How to ramp up without drastically losing velocity? I know the 2 most common approaches: shadowing and mixing. Shadowing is having 1 new team shadow or follow an existing, experienced team in their duties for some time. This take some time off the existing team for knowledge transfer and supporting the new team, but does not disrupt the (very well) functioning team. This approach may take longer. Mixing is splitting up existing teams and pairing them with new ones. This approach is more revolutionary, however may result in faster ramp up. The teams may lose more velocity at the beginning as compared to the first approach.
How to handle the Scrum events? The mentioned frameworks provide quite a lot of information on how to handle the events with multiple teams. Some most critical aspects for me are ensuring: an overall joint review, a follow-up joint retro and pre-planning/planning sync. First of all, make sure to have a common review for all teams working on the single product. I cannot stress enough how important it is for cross-team synchronization of the product status, for common understanding of the vision and… for building cross-team relations and integration of team members. If your teams are distributed, consider bringing them all together once every review.
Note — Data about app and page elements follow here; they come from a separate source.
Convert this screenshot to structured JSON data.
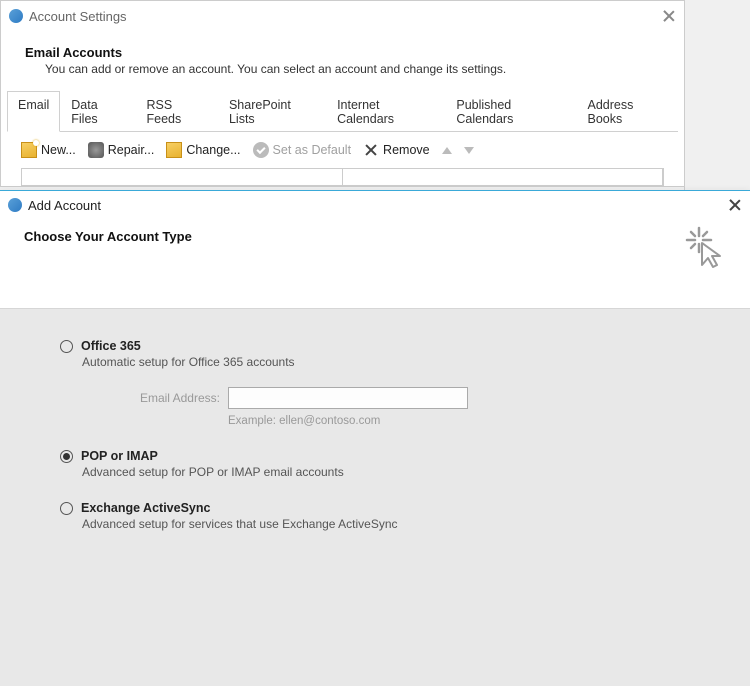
{
  "settings": {
    "title": "Account Settings",
    "section_title": "Email Accounts",
    "section_desc": "You can add or remove an account. You can select an account and change its settings.",
    "tabs": [
      "Email",
      "Data Files",
      "RSS Feeds",
      "SharePoint Lists",
      "Internet Calendars",
      "Published Calendars",
      "Address Books"
    ],
    "toolbar": {
      "new": "New...",
      "repair": "Repair...",
      "change": "Change...",
      "default": "Set as Default",
      "remove": "Remove"
    }
  },
  "add": {
    "title": "Add Account",
    "heading": "Choose Your Account Type",
    "options": [
      {
        "label": "Office 365",
        "desc": "Automatic setup for Office 365 accounts",
        "selected": false,
        "field_label": "Email Address:",
        "example": "Example: ellen@contoso.com"
      },
      {
        "label": "POP or IMAP",
        "desc": "Advanced setup for POP or IMAP email accounts",
        "selected": true
      },
      {
        "label": "Exchange ActiveSync",
        "desc": "Advanced setup for services that use Exchange ActiveSync",
        "selected": false
      }
    ]
  }
}
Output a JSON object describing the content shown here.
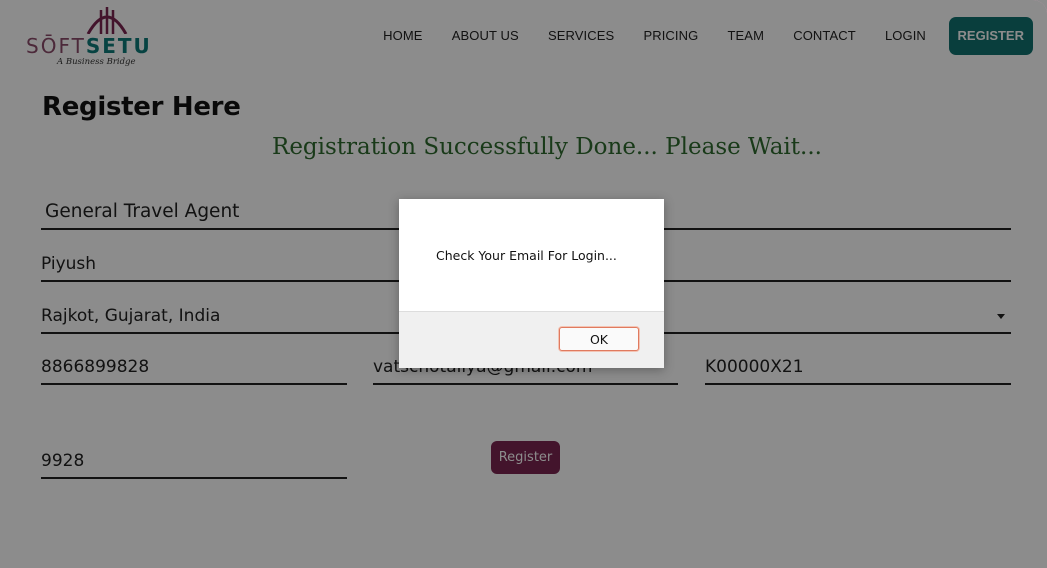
{
  "brand": {
    "name_thin": "SŌFT",
    "name_bold": "SETU",
    "tagline": "A Business Bridge"
  },
  "nav": {
    "items": [
      "HOME",
      "ABOUT US",
      "SERVICES",
      "PRICING",
      "TEAM",
      "CONTACT",
      "LOGIN"
    ],
    "register_label": "REGISTER"
  },
  "page": {
    "title": "Register Here",
    "success_message": "Registration Successfully Done... Please Wait..."
  },
  "form": {
    "agent_type": "General Travel Agent",
    "name": "Piyush",
    "location": "Rajkot, Gujarat, India",
    "phone": "8866899828",
    "email": "vatschotaliya@gmail.com",
    "code": "K00000X21",
    "pin": "9928",
    "submit_label": "Register"
  },
  "dialog": {
    "message": "Check Your Email For Login...",
    "ok_label": "OK"
  },
  "colors": {
    "brand_maroon": "#7a2550",
    "brand_teal": "#11716f",
    "success_green": "#2f6b2f"
  }
}
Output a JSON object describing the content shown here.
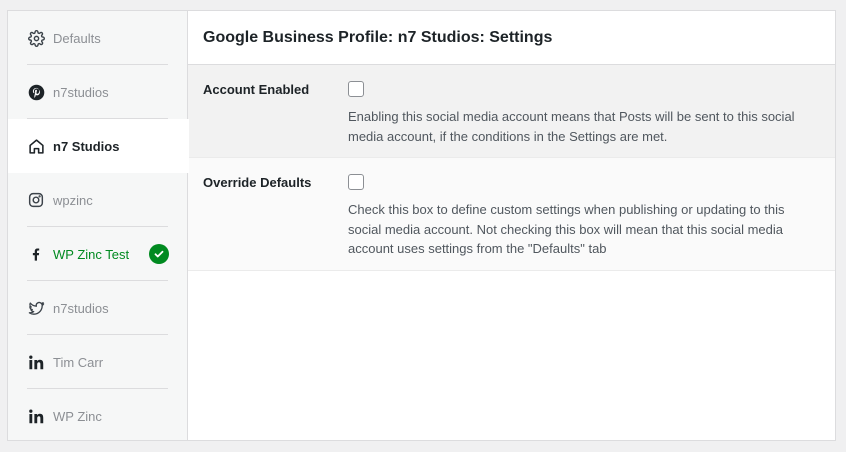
{
  "sidebar": {
    "tabs": [
      {
        "label": "Defaults",
        "icon": "gear-icon"
      },
      {
        "label": "n7studios",
        "icon": "pinterest-icon"
      },
      {
        "label": "n7 Studios",
        "icon": "home-icon",
        "active": true
      },
      {
        "label": "wpzinc",
        "icon": "instagram-icon"
      },
      {
        "label": "WP Zinc Test",
        "icon": "facebook-icon",
        "status": "connected"
      },
      {
        "label": "n7studios",
        "icon": "twitter-icon"
      },
      {
        "label": "Tim Carr",
        "icon": "linkedin-icon"
      },
      {
        "label": "WP Zinc",
        "icon": "linkedin-icon"
      }
    ]
  },
  "main": {
    "title": "Google Business Profile: n7 Studios: Settings",
    "settings": [
      {
        "label": "Account Enabled",
        "checked": false,
        "description": "Enabling this social media account means that Posts will be sent to this social media account, if the conditions in the Settings are met."
      },
      {
        "label": "Override Defaults",
        "checked": false,
        "description": "Check this box to define custom settings when publishing or updating to this social media account. Not checking this box will mean that this social media account uses settings from the \"Defaults\" tab"
      }
    ]
  },
  "colors": {
    "accent_green": "#008a20",
    "text_dark": "#1d2327",
    "text_muted": "#8c8f94"
  }
}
Make a happening of it, for example by having a review fair and don’t forget to celebrate! Next, ensure that you share your retrospective findings across the teams. After having your team retros, have an additional session with team representatives (technical bridgeheads for example) to discuss the outcomes. You may be surprised that many topics will repeat across multiple teams and this will make it possible to plan work on an impediment at a higher, project level, rather than starting from a team level. Last but not least, think about synchronizing the planning events in a way to: spread the information across all teams, identify cross-team dependencies and (in case your backlog is not split into dedicated team functional areas) have a prep of team backlog candidates for the planning (sort of like Sprint Planning 1 in LeSS). Up to some point it’s mostly possible to have the events for each team in a sequential order, thus allowing some team representatives to join other teams’ planning events and share their experience with their own team – that’s always very helpful in planning the work to be done and mitigating risk related to code-level conflicts / dependencies.
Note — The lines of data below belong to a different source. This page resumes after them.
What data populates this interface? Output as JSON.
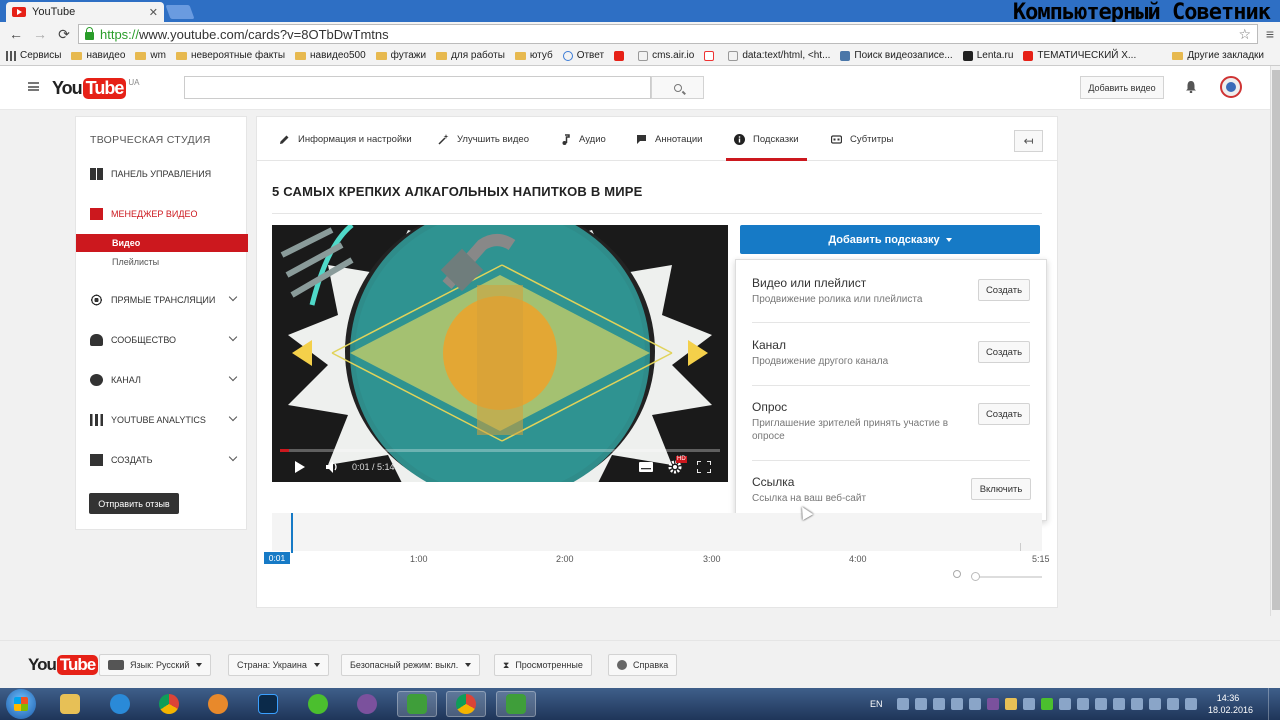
{
  "browser": {
    "tab_title": "YouTube",
    "tab_close": "✕",
    "url_https": "https://",
    "url_rest": "www.youtube.com/cards?v=8OTbDwTmtns",
    "watermark": "Компьютерный Советник",
    "bookmarks": [
      {
        "label": "Сервисы",
        "icon": "apps-icon"
      },
      {
        "label": "навидео",
        "icon": "folder-icon"
      },
      {
        "label": "wm",
        "icon": "folder-icon"
      },
      {
        "label": "невероятные факты",
        "icon": "folder-icon"
      },
      {
        "label": "навидео500",
        "icon": "folder-icon"
      },
      {
        "label": "футажи",
        "icon": "folder-icon"
      },
      {
        "label": "для работы",
        "icon": "folder-icon"
      },
      {
        "label": "ютуб",
        "icon": "folder-icon"
      },
      {
        "label": "Ответ",
        "icon": "question-icon"
      },
      {
        "label": "",
        "icon": "youtube-icon"
      },
      {
        "label": "cms.air.io",
        "icon": "page-icon"
      },
      {
        "label": "",
        "icon": "yandex-icon"
      },
      {
        "label": "data:text/html, <ht...",
        "icon": "page-icon"
      },
      {
        "label": "Поиск видеозаписе...",
        "icon": "vk-icon"
      },
      {
        "label": "Lenta.ru",
        "icon": "lenta-icon"
      },
      {
        "label": "ТЕМАТИЧЕСКИЙ Х...",
        "icon": "youtube-icon"
      }
    ],
    "other_bookmarks": "Другие закладки"
  },
  "header": {
    "logo_you": "You",
    "logo_tube": "Tube",
    "logo_region": "UA",
    "search_placeholder": "",
    "upload_label": "Добавить видео"
  },
  "sidebar": {
    "title": "ТВОРЧЕСКАЯ СТУДИЯ",
    "items": [
      {
        "label": "ПАНЕЛЬ УПРАВЛЕНИЯ"
      },
      {
        "label": "МЕНЕДЖЕР ВИДЕО"
      },
      {
        "label": "ПРЯМЫЕ ТРАНСЛЯЦИИ"
      },
      {
        "label": "СООБЩЕСТВО"
      },
      {
        "label": "КАНАЛ"
      },
      {
        "label": "YOUTUBE ANALYTICS"
      },
      {
        "label": "СОЗДАТЬ"
      }
    ],
    "sub_items": [
      {
        "label": "Видео"
      },
      {
        "label": "Плейлисты"
      }
    ],
    "feedback_label": "Отправить отзыв"
  },
  "editor": {
    "tabs": [
      {
        "label": "Информация и настройки"
      },
      {
        "label": "Улучшить видео"
      },
      {
        "label": "Аудио"
      },
      {
        "label": "Аннотации"
      },
      {
        "label": "Подсказки"
      },
      {
        "label": "Субтитры"
      }
    ],
    "back_label": "↤",
    "video_title": "5 САМЫХ КРЕПКИХ АЛКАГОЛЬНЫХ НАПИТКОВ В МИРЕ",
    "player": {
      "time": "0:01 / 5:14",
      "hd_badge": "HD",
      "progress": 0.003
    },
    "add_card_label": "Добавить подсказку",
    "card_types": [
      {
        "title": "Видео или плейлист",
        "desc": "Продвижение ролика или плейлиста",
        "button": "Создать"
      },
      {
        "title": "Канал",
        "desc": "Продвижение другого канала",
        "button": "Создать"
      },
      {
        "title": "Опрос",
        "desc": "Приглашение зрителей принять участие в опросе",
        "button": "Создать"
      },
      {
        "title": "Ссылка",
        "desc": "Ссылка на ваш веб-сайт",
        "button": "Включить"
      }
    ],
    "timeline": {
      "current": "0:01",
      "labels": [
        "1:00",
        "2:00",
        "3:00",
        "4:00",
        "5:15"
      ]
    }
  },
  "footer": {
    "logo_you": "You",
    "logo_tube": "Tube",
    "language": "Язык: Русский",
    "country": "Страна: Украина",
    "safety": "Безопасный режим: выкл.",
    "history": "Просмотренные",
    "help": "Справка"
  },
  "taskbar": {
    "lang": "EN",
    "time": "14:36",
    "date": "18.02.2016"
  },
  "colors": {
    "youtube_red": "#cc181e",
    "youtube_blue": "#167ac6",
    "chrome_blue": "#2e6fc4"
  }
}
Considering all of the above, one could ask a question: “Is it worth it?”. Is it worth the effort, the pitfalls, the overhead to scale to multiple teams? Well, the answer is YES! Once your product starts benefiting from Scrum and if you would like to grow, expand without losing too much of those benefits, this is probably the only way to go. What is important is that Scrum allows you to learn from your mistakes; whatever decisions you would make while bringing in more teams, you can always Inspect & Adapt every step of the way. Never forget that good communication is crucial for this to work – you will never be able to replace human interaction with processes. Try setting up communities of practice for example, for building constant cross-team relationships. Try enabling other effective ways of communication for the teams, as the glue that holds them all together; then you’ll be successful.